The task —
All entries are to be returned verbatim.

Record set —
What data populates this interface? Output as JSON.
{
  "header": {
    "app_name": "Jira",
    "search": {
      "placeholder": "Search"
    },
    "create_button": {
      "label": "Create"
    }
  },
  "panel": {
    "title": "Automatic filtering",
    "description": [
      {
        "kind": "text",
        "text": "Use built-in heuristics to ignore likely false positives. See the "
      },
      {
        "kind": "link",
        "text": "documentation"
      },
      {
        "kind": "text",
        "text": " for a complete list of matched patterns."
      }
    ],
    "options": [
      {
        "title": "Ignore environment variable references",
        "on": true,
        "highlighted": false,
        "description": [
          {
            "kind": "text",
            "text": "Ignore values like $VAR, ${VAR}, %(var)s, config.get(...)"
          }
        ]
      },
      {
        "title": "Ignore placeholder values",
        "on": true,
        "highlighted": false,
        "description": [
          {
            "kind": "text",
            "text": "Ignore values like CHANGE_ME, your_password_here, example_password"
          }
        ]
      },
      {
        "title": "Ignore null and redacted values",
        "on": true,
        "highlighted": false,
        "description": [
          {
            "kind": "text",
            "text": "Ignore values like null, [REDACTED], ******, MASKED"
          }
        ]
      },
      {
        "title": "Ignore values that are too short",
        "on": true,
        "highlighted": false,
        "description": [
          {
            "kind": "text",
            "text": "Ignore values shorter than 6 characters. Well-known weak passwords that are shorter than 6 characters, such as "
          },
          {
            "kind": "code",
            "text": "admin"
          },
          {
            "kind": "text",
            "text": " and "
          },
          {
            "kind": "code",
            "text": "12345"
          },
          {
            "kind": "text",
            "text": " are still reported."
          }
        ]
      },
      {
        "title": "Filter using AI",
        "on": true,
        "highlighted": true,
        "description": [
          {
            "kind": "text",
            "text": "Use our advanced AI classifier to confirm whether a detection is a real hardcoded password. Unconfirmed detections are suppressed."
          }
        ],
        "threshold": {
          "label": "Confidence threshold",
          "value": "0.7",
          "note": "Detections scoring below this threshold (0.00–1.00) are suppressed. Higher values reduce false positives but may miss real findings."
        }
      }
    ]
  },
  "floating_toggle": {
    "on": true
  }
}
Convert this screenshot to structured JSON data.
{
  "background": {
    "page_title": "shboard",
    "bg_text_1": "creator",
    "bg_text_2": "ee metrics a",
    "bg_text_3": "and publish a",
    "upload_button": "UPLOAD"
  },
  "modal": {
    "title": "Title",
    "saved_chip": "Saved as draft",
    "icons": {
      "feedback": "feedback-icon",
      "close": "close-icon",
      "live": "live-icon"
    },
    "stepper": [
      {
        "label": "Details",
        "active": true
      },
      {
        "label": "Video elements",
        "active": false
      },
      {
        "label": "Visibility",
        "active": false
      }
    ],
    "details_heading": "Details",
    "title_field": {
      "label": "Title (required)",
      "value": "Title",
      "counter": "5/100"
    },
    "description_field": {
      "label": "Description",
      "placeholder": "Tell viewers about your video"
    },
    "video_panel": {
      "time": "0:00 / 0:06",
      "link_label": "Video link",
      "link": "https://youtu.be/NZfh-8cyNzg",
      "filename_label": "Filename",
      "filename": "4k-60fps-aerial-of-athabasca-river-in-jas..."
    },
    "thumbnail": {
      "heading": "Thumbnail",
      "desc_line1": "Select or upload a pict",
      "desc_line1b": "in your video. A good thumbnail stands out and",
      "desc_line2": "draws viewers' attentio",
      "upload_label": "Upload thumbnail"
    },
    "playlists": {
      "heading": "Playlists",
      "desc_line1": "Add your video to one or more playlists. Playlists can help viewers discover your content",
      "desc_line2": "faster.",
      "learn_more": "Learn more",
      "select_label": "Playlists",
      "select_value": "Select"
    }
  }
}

Output of the exercise —
What data populates this interface? Output as JSON.
{
  "header": {
    "app_name": "Jira",
    "search": {
      "placeholder": "Search"
    },
    "create_button": {
      "label": "Create"
    }
  },
  "panel": {
    "title": "Automatic filtering",
    "description": [
      {
        "kind": "text",
        "text": "Use built-in heuristics to ignore likely false positives. See the "
      },
      {
        "kind": "link",
        "text": "documentation"
      },
      {
        "kind": "text",
        "text": " for a complete list of matched patterns."
      }
    ],
    "options": [
      {
        "title": "Ignore environment variable references",
        "on": true,
        "highlighted": false,
        "description": [
          {
            "kind": "text",
            "text": "Ignore values like $VAR, ${VAR}, %(var)s, config.get(...)"
          }
        ]
      },
      {
        "title": "Ignore placeholder values",
        "on": true,
        "highlighted": false,
        "description": [
          {
            "kind": "text",
            "text": "Ignore values like CHANGE_ME, your_password_here, example_password"
          }
        ]
      },
      {
        "title": "Ignore null and redacted values",
        "on": true,
        "highlighted": false,
        "description": [
          {
            "kind": "text",
            "text": "Ignore values like null, [REDACTED], ******, MASKED"
          }
        ]
      },
      {
        "title": "Ignore values that are too short",
        "on": true,
        "highlighted": false,
        "description": [
          {
            "kind": "text",
            "text": "Ignore values shorter than 6 characters. Well-known weak passwords that are shorter than 6 characters, such as "
          },
          {
            "kind": "code",
            "text": "admin"
          },
          {
            "kind": "text",
            "text": " and "
          },
          {
            "kind": "code",
            "text": "12345"
          },
          {
            "kind": "text",
            "text": " are still reported."
          }
        ]
      },
      {
        "title": "Filter using AI",
        "on": true,
        "highlighted": true,
        "description": [
          {
            "kind": "text",
            "text": "Use our advanced AI classifier to confirm whether a detection is a real hardcoded password. Unconfirmed detections are suppressed."
          }
        ],
        "threshold": {
          "label": "Confidence threshold",
          "value": "0.7",
          "note": "Detections scoring below this threshold (0.00–1.00) are suppressed. Higher values reduce false positives but may miss real findings."
        }
      }
    ]
  },
  "floating_toggle": {
    "on": true
  }
}
Convert this screenshot to structured JSON data.
{
  "background": {
    "page_title": "shboard",
    "bg_text_1": "creator",
    "bg_text_2": "ee metrics a",
    "bg_text_3": "and publish a",
    "upload_button": "UPLOAD"
  },
  "modal": {
    "title": "Title",
    "saved_chip": "Saved as draft",
    "icons": {
      "feedback": "feedback-icon",
      "close": "close-icon",
      "live": "live-icon"
    },
    "stepper": [
      {
        "label": "Details",
        "active": true
      },
      {
        "label": "Video elements",
        "active": false
      },
      {
        "label": "Visibility",
        "active": false
      }
    ],
    "details_heading": "Details",
    "title_field": {
      "label": "Title (required)",
      "value": "Title",
      "counter": "5/100"
    },
    "description_field": {
      "label": "Description",
      "placeholder": "Tell viewers about your video"
    },
    "video_panel": {
      "time": "0:00 / 0:06",
      "link_label": "Video link",
      "link": "https://youtu.be/NZfh-8cyNzg",
      "filename_label": "Filename",
      "filename": "4k-60fps-aerial-of-athabasca-river-in-jas..."
    },
    "thumbnail": {
      "heading": "Thumbnail",
      "desc_line1": "Select or upload a pict",
      "desc_line1b": "in your video. A good thumbnail stands out and",
      "desc_line2": "draws viewers' attentio",
      "upload_label": "Upload thumbnail"
    },
    "playlists": {
      "heading": "Playlists",
      "desc_line1": "Add your video to one or more playlists. Playlists can help viewers discover your content",
      "desc_line2": "faster.",
      "learn_more": "Learn more",
      "select_label": "Playlists",
      "select_value": "Select"
    }
  }
}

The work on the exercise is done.